Titus Alone(13)

By: Mervyn Peake


No time for tears: it is enough, today,



That we, meandering these granular shores Should watch the ponderous billows at their play like midnight beasts with garlands in their jaws...



It was obvious that the poem was still in its early stages. The novelty of seeing so distinguished-looking a man behave in a manner so blatant, so self-centred, so withdrawn at one and the same time had intrigued Titus so keenly that he had outlasted at least thirty guests since the poem started. The lady with the sapphires and Mr Thirst had long since edged away, but a floating population surrounded the poet who had become sightless as he declaimed, and it would have been all the same to him if he had been alone in the room.

Titus turned his head away, his brain jumping in his skull with words and images.





TWENTY-THREE



Now that the poem was gone, and gone with it the poet, for truly he seemed to follow in the wake of something greater than himself, Titus became aware of a strange condition, a quality of flux, an agitation; a weaving or a threading motion - and then, all at once, one of those tidal movements that occur from time to time at crowded parties, began to manifest itself. There is nothing that can be done about them. They move to a rhythm of their own.

The first sensation perceived by the guest was that he or she was off-balance.

There was a lot of elbow-jogging and spirit-spilling. As the pressure increased a kind of delicate stampeding began. Apologies broke loose on every side. Those by the walls were seriously crushed, while those in the centre leaned across one another at intimate angles. Tiny, idiotic footsteps were taken by everyone as the crowd began to surge meaninglessly, uncontrollably, round and round the room. Those who were talking together at one moment saw no sign of one another a few seconds later, for underwater currents and crosseddies took their toll.

And yet the guests were still arriving. They entered through the doorway, were caught up in the scented air, wavered like ghosts and, hovering for a moment on the coiling fumes, were drawn into the slow but invincible maelstrom.

Titus, who had not been able to foresee what was about to happen, was now able to appreciate in retrospect the actions of a couple of old roués whom he had observed a few minutes earlier, seated by the refreshment table.

Long versed in the vicissitudes of party phenomena, they had put down their glasses and, leaning back, as it were, in the arms of the current, had given themselves up to the flow, and were now to be seen conversing at an incredible angle as they circled the room, their feet no longer touching the floor.

By the time some balance was restored it was nearly midnight, and there was a general pulling down of cuffs, straightening of garments, fingering of coifs and toupees, a straightening of ties, a scrutiny of mouths and eyebrows and a general state of salvage.





TWENTY-FOUR



And so, by a whim of chance, yet another group of guests stood there beneath him.

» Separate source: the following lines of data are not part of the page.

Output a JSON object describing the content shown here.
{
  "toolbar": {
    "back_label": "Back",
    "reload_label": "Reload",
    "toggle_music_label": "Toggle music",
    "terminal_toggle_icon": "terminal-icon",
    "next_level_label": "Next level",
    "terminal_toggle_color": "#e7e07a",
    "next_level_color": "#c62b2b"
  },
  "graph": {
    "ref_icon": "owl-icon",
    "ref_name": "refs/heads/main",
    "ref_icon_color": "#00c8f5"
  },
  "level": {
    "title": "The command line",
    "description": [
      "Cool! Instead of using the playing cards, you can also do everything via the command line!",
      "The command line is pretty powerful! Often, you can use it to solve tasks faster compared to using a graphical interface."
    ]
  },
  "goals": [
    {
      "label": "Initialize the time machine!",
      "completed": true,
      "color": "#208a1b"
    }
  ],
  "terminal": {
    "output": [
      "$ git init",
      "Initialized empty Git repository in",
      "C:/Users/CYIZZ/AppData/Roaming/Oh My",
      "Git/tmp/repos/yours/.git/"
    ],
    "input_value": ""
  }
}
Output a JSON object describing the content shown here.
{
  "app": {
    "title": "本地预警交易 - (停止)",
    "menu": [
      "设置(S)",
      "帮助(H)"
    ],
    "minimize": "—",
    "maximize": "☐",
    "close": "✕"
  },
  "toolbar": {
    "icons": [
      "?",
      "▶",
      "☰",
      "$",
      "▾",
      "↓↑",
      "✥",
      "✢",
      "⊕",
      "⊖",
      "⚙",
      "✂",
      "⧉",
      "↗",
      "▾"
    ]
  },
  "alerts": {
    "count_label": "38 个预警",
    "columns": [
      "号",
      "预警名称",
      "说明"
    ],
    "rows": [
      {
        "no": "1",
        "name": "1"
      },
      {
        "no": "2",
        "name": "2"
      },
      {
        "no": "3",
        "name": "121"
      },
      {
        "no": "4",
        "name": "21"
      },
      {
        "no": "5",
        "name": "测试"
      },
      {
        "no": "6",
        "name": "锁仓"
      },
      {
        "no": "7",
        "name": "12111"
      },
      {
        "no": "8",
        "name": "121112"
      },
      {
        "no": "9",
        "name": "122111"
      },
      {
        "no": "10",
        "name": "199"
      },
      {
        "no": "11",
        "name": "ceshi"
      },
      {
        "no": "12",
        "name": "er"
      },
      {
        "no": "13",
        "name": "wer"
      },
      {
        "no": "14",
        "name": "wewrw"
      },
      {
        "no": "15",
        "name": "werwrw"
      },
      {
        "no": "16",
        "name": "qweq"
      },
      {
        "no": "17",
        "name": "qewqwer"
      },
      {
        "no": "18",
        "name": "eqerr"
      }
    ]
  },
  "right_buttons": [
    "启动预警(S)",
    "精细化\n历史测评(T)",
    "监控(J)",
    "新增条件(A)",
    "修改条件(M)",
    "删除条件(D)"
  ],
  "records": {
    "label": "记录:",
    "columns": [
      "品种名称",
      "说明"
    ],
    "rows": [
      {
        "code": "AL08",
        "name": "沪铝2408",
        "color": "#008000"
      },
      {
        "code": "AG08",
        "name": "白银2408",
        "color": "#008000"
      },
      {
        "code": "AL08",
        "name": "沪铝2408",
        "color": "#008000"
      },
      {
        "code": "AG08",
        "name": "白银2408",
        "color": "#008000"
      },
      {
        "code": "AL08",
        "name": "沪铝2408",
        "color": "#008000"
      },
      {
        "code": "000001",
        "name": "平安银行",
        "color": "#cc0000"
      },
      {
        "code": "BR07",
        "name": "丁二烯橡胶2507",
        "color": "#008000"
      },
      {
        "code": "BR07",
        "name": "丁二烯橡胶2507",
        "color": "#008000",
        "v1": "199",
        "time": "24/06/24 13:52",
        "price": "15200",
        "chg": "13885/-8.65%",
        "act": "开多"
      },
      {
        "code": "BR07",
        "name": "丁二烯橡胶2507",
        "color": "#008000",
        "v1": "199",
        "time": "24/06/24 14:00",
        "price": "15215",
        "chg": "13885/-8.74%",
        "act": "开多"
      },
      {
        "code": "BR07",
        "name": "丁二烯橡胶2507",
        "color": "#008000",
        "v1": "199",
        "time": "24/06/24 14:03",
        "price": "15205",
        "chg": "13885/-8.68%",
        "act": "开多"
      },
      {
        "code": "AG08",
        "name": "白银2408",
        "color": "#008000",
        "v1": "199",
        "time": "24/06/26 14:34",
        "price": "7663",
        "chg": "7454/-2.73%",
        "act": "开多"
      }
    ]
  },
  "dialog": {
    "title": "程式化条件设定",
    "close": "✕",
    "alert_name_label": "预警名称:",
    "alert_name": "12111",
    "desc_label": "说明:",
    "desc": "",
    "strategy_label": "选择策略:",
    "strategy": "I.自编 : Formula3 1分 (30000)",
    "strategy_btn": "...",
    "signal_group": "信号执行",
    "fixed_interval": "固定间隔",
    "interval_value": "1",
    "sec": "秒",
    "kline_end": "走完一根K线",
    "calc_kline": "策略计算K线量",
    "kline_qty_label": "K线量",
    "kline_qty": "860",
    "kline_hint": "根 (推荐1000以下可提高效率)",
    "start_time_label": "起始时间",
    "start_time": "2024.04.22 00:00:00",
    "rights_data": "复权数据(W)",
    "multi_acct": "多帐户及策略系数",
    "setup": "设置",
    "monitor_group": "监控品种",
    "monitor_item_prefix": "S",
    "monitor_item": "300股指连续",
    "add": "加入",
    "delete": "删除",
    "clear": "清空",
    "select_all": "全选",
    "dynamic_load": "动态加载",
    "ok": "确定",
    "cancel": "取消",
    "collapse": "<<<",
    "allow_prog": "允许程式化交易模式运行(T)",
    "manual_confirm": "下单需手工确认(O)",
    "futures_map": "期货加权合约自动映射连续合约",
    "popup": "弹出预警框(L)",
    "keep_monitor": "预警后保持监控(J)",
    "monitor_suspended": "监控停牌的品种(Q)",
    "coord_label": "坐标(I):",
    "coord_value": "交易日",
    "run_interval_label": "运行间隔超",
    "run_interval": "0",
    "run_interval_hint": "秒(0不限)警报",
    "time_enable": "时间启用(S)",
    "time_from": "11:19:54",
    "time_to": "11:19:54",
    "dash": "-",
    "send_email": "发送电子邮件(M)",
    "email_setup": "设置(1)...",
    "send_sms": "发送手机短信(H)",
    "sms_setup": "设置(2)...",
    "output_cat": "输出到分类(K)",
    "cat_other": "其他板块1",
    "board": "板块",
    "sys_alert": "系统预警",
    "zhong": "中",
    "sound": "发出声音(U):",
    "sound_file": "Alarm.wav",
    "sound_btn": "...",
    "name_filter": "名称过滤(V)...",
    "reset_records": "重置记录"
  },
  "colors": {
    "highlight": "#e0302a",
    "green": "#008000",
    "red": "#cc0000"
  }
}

Some had limped and some had slid away. Some had been boisterous: some had been aloof.

This particular group were neither and both, as the offshoots of their brain-play merited. Tall guests they were, and witless that through the accident of their height and slenderness they were creating between them a grove - a human grove. They turned, this group, this grove of guests, turned as a newcomer, moving sideways an inch at a time, joined them. He was short, thick and sapless, and was most inappropriate in that lofty copse, where he gave the appearance of being pollarded.

One of this group, a slender creature, thin as a switch, swathed in black, her hair as black as her dress and her eyes as black as her hair, turned to the newcomer.

'Do join us: she said. 'Do talk to us. We need your steady brain. We are so pitifully emotional. Such babies.'

'Well I would hardly-'

'Be quiet, Leonard. You have been talking quite enough,' said the slender, doe-eyed Mrs Grass to her fourth husband. 'It is Mr Acreblade or nothing. Come along dear Mr Acreblade. There... we are... there... we are.'

The sapless Mr Acreblade thrust his jaw forward, a sight to be wondered at, for even when relaxed his chin gave the impression of a battering ram; something to prod with; in fact a weapon.

'Dear Mrs Grass,' he said, 'you are always so unaccountably kind.'

The attenuate Mr Spill had been beckoning a waiter, but now he suddenly crouched down so that his ear was level with Acreblade's mouth. He did not face Mr Acreblade as he crouched there, but swivelling his eyes to their eastern extremes, he obtained a very good view of Acreblade's profile.

'I'm a bit deaf,' he said. 'Will you repeat yourself? Did you say "unaccountably kind"? How droll.'

'Don't be a bore,' said Mrs Grass.

Mr Spill rose to his full working height, which might have been even more impressive were his shoulders not so bent.